REQUIREMENT
All entries below are to be set down again, identical to the source.

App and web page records

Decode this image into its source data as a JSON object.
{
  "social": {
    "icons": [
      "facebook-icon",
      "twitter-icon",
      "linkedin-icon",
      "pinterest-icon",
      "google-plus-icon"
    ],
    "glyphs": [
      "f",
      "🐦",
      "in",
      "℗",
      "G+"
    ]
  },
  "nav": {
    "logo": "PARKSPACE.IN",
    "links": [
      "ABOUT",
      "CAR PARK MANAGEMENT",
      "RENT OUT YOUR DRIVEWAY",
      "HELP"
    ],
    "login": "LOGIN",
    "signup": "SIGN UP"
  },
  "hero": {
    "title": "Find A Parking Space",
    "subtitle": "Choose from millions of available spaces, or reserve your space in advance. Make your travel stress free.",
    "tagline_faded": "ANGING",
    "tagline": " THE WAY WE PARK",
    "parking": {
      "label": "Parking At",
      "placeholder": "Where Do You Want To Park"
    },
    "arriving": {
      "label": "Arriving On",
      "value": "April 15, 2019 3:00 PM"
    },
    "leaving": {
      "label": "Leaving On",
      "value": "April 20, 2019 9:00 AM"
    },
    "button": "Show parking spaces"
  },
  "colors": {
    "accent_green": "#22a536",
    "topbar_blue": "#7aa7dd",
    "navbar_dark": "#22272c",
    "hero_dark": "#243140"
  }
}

SOLUTION
Decode this image into its source data as a JSON object.
{
  "social": {
    "icons": [
      "facebook-icon",
      "twitter-icon",
      "linkedin-icon",
      "pinterest-icon",
      "google-plus-icon"
    ],
    "glyphs": [
      "f",
      "🐦",
      "in",
      "℗",
      "G+"
    ]
  },
  "nav": {
    "logo": "PARKSPACE.IN",
    "links": [
      "ABOUT",
      "CAR PARK MANAGEMENT",
      "RENT OUT YOUR DRIVEWAY",
      "HELP"
    ],
    "login": "LOGIN",
    "signup": "SIGN UP"
  },
  "hero": {
    "title": "Find A Parking Space",
    "subtitle": "Choose from millions of available spaces, or reserve your space in advance. Make your travel stress free.",
    "tagline_faded": "ANGING",
    "tagline": " THE WAY WE PARK",
    "parking": {
      "label": "Parking At",
      "placeholder": "Where Do You Want To Park"
    },
    "arriving": {
      "label": "Arriving On",
      "value": "April 15, 2019 3:00 PM"
    },
    "leaving": {
      "label": "Leaving On",
      "value": "April 20, 2019 9:00 AM"
    },
    "button": "Show parking spaces"
  },
  "colors": {
    "accent_green": "#22a536",
    "topbar_blue": "#7aa7dd",
    "navbar_dark": "#22272c",
    "hero_dark": "#243140"
  }
}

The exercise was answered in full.